[Opening INFORMATION SHOWN section]

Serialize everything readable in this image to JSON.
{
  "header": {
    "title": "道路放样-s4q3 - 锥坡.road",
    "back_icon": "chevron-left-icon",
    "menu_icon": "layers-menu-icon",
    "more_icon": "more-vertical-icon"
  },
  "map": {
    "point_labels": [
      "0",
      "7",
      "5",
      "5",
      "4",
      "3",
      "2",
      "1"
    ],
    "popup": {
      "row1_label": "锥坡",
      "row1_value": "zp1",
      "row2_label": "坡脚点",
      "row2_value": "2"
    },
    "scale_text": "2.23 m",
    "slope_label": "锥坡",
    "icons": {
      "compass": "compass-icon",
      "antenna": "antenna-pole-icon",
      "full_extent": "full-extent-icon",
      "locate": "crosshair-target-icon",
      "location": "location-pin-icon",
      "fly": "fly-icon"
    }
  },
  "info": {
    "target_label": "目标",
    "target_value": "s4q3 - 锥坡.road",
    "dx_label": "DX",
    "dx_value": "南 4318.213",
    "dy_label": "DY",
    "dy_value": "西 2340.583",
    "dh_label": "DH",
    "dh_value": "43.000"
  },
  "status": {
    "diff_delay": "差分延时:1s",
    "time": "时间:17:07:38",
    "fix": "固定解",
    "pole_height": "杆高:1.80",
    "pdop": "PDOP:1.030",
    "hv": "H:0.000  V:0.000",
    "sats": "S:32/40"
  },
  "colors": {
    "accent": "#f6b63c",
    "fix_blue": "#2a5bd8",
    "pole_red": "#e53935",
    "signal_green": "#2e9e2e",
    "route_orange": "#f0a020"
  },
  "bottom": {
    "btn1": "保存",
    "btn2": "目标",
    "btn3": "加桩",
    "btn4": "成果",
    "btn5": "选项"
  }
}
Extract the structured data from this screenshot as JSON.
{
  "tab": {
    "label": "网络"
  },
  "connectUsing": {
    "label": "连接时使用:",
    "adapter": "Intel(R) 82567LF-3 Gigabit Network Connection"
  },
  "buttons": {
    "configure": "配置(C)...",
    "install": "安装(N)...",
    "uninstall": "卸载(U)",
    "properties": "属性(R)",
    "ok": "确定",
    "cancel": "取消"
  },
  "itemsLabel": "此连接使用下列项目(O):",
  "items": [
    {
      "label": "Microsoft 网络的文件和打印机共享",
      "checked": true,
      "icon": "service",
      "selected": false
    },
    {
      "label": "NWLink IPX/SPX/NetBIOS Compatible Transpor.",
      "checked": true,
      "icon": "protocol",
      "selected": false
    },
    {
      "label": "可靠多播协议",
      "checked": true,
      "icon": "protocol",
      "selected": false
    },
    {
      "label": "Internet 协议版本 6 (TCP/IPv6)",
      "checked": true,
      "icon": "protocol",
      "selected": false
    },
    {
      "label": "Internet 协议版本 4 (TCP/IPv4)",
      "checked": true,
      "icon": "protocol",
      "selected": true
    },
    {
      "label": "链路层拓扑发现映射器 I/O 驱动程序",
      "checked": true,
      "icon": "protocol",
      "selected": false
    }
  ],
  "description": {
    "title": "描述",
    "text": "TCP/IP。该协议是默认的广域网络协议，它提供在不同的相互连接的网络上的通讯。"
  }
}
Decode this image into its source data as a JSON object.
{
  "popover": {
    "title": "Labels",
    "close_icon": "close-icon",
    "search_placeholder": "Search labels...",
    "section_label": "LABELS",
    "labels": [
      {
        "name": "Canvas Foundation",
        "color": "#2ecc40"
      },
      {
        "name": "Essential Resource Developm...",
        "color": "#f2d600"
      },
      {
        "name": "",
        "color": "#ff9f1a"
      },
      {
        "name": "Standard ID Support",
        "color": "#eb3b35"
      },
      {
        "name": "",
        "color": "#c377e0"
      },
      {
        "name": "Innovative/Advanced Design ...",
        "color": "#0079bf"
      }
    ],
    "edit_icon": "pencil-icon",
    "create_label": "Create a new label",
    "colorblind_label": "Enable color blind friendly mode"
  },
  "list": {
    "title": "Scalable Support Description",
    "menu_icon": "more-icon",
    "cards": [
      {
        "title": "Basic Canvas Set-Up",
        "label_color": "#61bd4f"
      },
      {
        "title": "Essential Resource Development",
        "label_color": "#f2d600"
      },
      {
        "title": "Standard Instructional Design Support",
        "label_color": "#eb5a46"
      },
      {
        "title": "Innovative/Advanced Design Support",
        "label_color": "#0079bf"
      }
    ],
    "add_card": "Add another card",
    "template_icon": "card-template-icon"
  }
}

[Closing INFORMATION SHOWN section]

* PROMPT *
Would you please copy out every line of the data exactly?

* REPLY TO THE TASK *
Serialize everything readable in this image to JSON.
{
  "header": {
    "title": "道路放样-s4q3 - 锥坡.road",
    "back_icon": "chevron-left-icon",
    "menu_icon": "layers-menu-icon",
    "more_icon": "more-vertical-icon"
  },
  "map": {
    "point_labels": [
      "0",
      "7",
      "5",
      "5",
      "4",
      "3",
      "2",
      "1"
    ],
    "popup": {
      "row1_label": "锥坡",
      "row1_value": "zp1",
      "row2_label": "坡脚点",
      "row2_value": "2"
    },
    "scale_text": "2.23 m",
    "slope_label": "锥坡",
    "icons": {
      "compass": "compass-icon",
      "antenna": "antenna-pole-icon",
      "full_extent": "full-extent-icon",
      "locate": "crosshair-target-icon",
      "location": "location-pin-icon",
      "fly": "fly-icon"
    }
  },
  "info": {
    "target_label": "目标",
    "target_value": "s4q3 - 锥坡.road",
    "dx_label": "DX",
    "dx_value": "南 4318.213",
    "dy_label": "DY",
    "dy_value": "西 2340.583",
    "dh_label": "DH",
    "dh_value": "43.000"
  },
  "status": {
    "diff_delay": "差分延时:1s",
    "time": "时间:17:07:38",
    "fix": "固定解",
    "pole_height": "杆高:1.80",
    "pdop": "PDOP:1.030",
    "hv": "H:0.000  V:0.000",
    "sats": "S:32/40"
  },
  "colors": {
    "accent": "#f6b63c",
    "fix_blue": "#2a5bd8",
    "pole_red": "#e53935",
    "signal_green": "#2e9e2e",
    "route_orange": "#f0a020"
  },
  "bottom": {
    "btn1": "保存",
    "btn2": "目标",
    "btn3": "加桩",
    "btn4": "成果",
    "btn5": "选项"
  }
}
Extract the structured data from this screenshot as JSON.
{
  "tab": {
    "label": "网络"
  },
  "connectUsing": {
    "label": "连接时使用:",
    "adapter": "Intel(R) 82567LF-3 Gigabit Network Connection"
  },
  "buttons": {
    "configure": "配置(C)...",
    "install": "安装(N)...",
    "uninstall": "卸载(U)",
    "properties": "属性(R)",
    "ok": "确定",
    "cancel": "取消"
  },
  "itemsLabel": "此连接使用下列项目(O):",
  "items": [
    {
      "label": "Microsoft 网络的文件和打印机共享",
      "checked": true,
      "icon": "service",
      "selected": false
    },
    {
      "label": "NWLink IPX/SPX/NetBIOS Compatible Transpor.",
      "checked": true,
      "icon": "protocol",
      "selected": false
    },
    {
      "label": "可靠多播协议",
      "checked": true,
      "icon": "protocol",
      "selected": false
    },
    {
      "label": "Internet 协议版本 6 (TCP/IPv6)",
      "checked": true,
      "icon": "protocol",
      "selected": false
    },
    {
      "label": "Internet 协议版本 4 (TCP/IPv4)",
      "checked": true,
      "icon": "protocol",
      "selected": true
    },
    {
      "label": "链路层拓扑发现映射器 I/O 驱动程序",
      "checked": true,
      "icon": "protocol",
      "selected": false
    }
  ],
  "description": {
    "title": "描述",
    "text": "TCP/IP。该协议是默认的广域网络协议，它提供在不同的相互连接的网络上的通讯。"
  }
}
Decode this image into its source data as a JSON object.
{
  "popover": {
    "title": "Labels",
    "close_icon": "close-icon",
    "search_placeholder": "Search labels...",
    "section_label": "LABELS",
    "labels": [
      {
        "name": "Canvas Foundation",
        "color": "#2ecc40"
      },
      {
        "name": "Essential Resource Developm...",
        "color": "#f2d600"
      },
      {
        "name": "",
        "color": "#ff9f1a"
      },
      {
        "name": "Standard ID Support",
        "color": "#eb3b35"
      },
      {
        "name": "",
        "color": "#c377e0"
      },
      {
        "name": "Innovative/Advanced Design ...",
        "color": "#0079bf"
      }
    ],
    "edit_icon": "pencil-icon",
    "create_label": "Create a new label",
    "colorblind_label": "Enable color blind friendly mode"
  },
  "list": {
    "title": "Scalable Support Description",
    "menu_icon": "more-icon",
    "cards": [
      {
        "title": "Basic Canvas Set-Up",
        "label_color": "#61bd4f"
      },
      {
        "title": "Essential Resource Development",
        "label_color": "#f2d600"
      },
      {
        "title": "Standard Instructional Design Support",
        "label_color": "#eb5a46"
      },
      {
        "title": "Innovative/Advanced Design Support",
        "label_color": "#0079bf"
      }
    ],
    "add_card": "Add another card",
    "template_icon": "card-template-icon"
  }
}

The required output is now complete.